Try it: An exact, complete copy of the entries that follow is needed.

(Provided information Opens)

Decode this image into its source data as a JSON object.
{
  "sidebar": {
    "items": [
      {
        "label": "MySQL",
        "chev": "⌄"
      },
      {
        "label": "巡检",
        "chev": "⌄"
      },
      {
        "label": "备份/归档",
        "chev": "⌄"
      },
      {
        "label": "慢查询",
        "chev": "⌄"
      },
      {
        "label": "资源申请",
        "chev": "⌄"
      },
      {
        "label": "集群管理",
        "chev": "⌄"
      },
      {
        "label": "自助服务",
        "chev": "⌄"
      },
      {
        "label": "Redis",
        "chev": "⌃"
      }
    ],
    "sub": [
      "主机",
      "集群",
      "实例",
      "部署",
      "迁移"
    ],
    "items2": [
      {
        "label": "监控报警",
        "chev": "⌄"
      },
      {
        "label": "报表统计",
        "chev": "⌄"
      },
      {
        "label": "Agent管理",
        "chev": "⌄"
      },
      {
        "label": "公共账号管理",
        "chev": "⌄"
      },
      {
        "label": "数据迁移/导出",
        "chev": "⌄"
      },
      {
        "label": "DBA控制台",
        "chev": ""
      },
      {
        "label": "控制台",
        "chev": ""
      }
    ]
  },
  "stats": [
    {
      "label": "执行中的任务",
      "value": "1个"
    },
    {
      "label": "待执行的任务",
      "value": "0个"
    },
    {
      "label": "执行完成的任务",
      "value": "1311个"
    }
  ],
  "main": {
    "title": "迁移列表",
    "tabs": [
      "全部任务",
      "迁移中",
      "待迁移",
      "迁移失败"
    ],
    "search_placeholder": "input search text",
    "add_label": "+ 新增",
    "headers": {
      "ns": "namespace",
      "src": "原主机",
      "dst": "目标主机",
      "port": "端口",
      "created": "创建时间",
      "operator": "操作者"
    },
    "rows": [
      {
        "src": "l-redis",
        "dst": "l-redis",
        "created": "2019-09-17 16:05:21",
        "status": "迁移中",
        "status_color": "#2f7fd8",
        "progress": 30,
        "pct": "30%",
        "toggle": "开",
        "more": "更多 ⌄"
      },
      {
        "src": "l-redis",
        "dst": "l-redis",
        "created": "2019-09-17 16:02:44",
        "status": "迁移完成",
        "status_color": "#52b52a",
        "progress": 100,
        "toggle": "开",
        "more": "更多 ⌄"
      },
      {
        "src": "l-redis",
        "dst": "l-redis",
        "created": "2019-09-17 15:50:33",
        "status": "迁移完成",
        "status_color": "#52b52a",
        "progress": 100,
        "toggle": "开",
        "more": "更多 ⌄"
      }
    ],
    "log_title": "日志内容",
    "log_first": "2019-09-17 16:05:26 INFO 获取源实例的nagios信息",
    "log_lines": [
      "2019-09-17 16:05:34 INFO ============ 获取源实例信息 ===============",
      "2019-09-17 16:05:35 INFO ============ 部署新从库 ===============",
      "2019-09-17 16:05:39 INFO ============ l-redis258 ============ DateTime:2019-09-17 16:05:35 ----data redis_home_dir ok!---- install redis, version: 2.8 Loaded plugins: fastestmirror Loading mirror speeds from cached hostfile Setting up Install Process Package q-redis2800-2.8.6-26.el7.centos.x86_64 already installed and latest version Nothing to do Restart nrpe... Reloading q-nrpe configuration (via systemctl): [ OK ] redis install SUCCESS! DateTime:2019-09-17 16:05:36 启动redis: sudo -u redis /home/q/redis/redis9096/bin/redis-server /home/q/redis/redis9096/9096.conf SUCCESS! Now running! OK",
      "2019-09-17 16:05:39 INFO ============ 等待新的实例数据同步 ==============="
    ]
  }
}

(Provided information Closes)

Task output:
Decode this image into its source data as a JSON object.
{
  "sidebar": {
    "items": [
      {
        "label": "MySQL",
        "chev": "⌄"
      },
      {
        "label": "巡检",
        "chev": "⌄"
      },
      {
        "label": "备份/归档",
        "chev": "⌄"
      },
      {
        "label": "慢查询",
        "chev": "⌄"
      },
      {
        "label": "资源申请",
        "chev": "⌄"
      },
      {
        "label": "集群管理",
        "chev": "⌄"
      },
      {
        "label": "自助服务",
        "chev": "⌄"
      },
      {
        "label": "Redis",
        "chev": "⌃"
      }
    ],
    "sub": [
      "主机",
      "集群",
      "实例",
      "部署",
      "迁移"
    ],
    "items2": [
      {
        "label": "监控报警",
        "chev": "⌄"
      },
      {
        "label": "报表统计",
        "chev": "⌄"
      },
      {
        "label": "Agent管理",
        "chev": "⌄"
      },
      {
        "label": "公共账号管理",
        "chev": "⌄"
      },
      {
        "label": "数据迁移/导出",
        "chev": "⌄"
      },
      {
        "label": "DBA控制台",
        "chev": ""
      },
      {
        "label": "控制台",
        "chev": ""
      }
    ]
  },
  "stats": [
    {
      "label": "执行中的任务",
      "value": "1个"
    },
    {
      "label": "待执行的任务",
      "value": "0个"
    },
    {
      "label": "执行完成的任务",
      "value": "1311个"
    }
  ],
  "main": {
    "title": "迁移列表",
    "tabs": [
      "全部任务",
      "迁移中",
      "待迁移",
      "迁移失败"
    ],
    "search_placeholder": "input search text",
    "add_label": "+ 新增",
    "headers": {
      "ns": "namespace",
      "src": "原主机",
      "dst": "目标主机",
      "port": "端口",
      "created": "创建时间",
      "operator": "操作者"
    },
    "rows": [
      {
        "src": "l-redis",
        "dst": "l-redis",
        "created": "2019-09-17 16:05:21",
        "status": "迁移中",
        "status_color": "#2f7fd8",
        "progress": 30,
        "pct": "30%",
        "toggle": "开",
        "more": "更多 ⌄"
      },
      {
        "src": "l-redis",
        "dst": "l-redis",
        "created": "2019-09-17 16:02:44",
        "status": "迁移完成",
        "status_color": "#52b52a",
        "progress": 100,
        "toggle": "开",
        "more": "更多 ⌄"
      },
      {
        "src": "l-redis",
        "dst": "l-redis",
        "created": "2019-09-17 15:50:33",
        "status": "迁移完成",
        "status_color": "#52b52a",
        "progress": 100,
        "toggle": "开",
        "more": "更多 ⌄"
      }
    ],
    "log_title": "日志内容",
    "log_first": "2019-09-17 16:05:26 INFO 获取源实例的nagios信息",
    "log_lines": [
      "2019-09-17 16:05:34 INFO ============ 获取源实例信息 ===============",
      "2019-09-17 16:05:35 INFO ============ 部署新从库 ===============",
      "2019-09-17 16:05:39 INFO ============ l-redis258 ============ DateTime:2019-09-17 16:05:35 ----data redis_home_dir ok!---- install redis, version: 2.8 Loaded plugins: fastestmirror Loading mirror speeds from cached hostfile Setting up Install Process Package q-redis2800-2.8.6-26.el7.centos.x86_64 already installed and latest version Nothing to do Restart nrpe... Reloading q-nrpe configuration (via systemctl): [ OK ] redis install SUCCESS! DateTime:2019-09-17 16:05:36 启动redis: sudo -u redis /home/q/redis/redis9096/bin/redis-server /home/q/redis/redis9096/9096.conf SUCCESS! Now running! OK",
      "2019-09-17 16:05:39 INFO ============ 等待新的实例数据同步 ==============="
    ]
  }
}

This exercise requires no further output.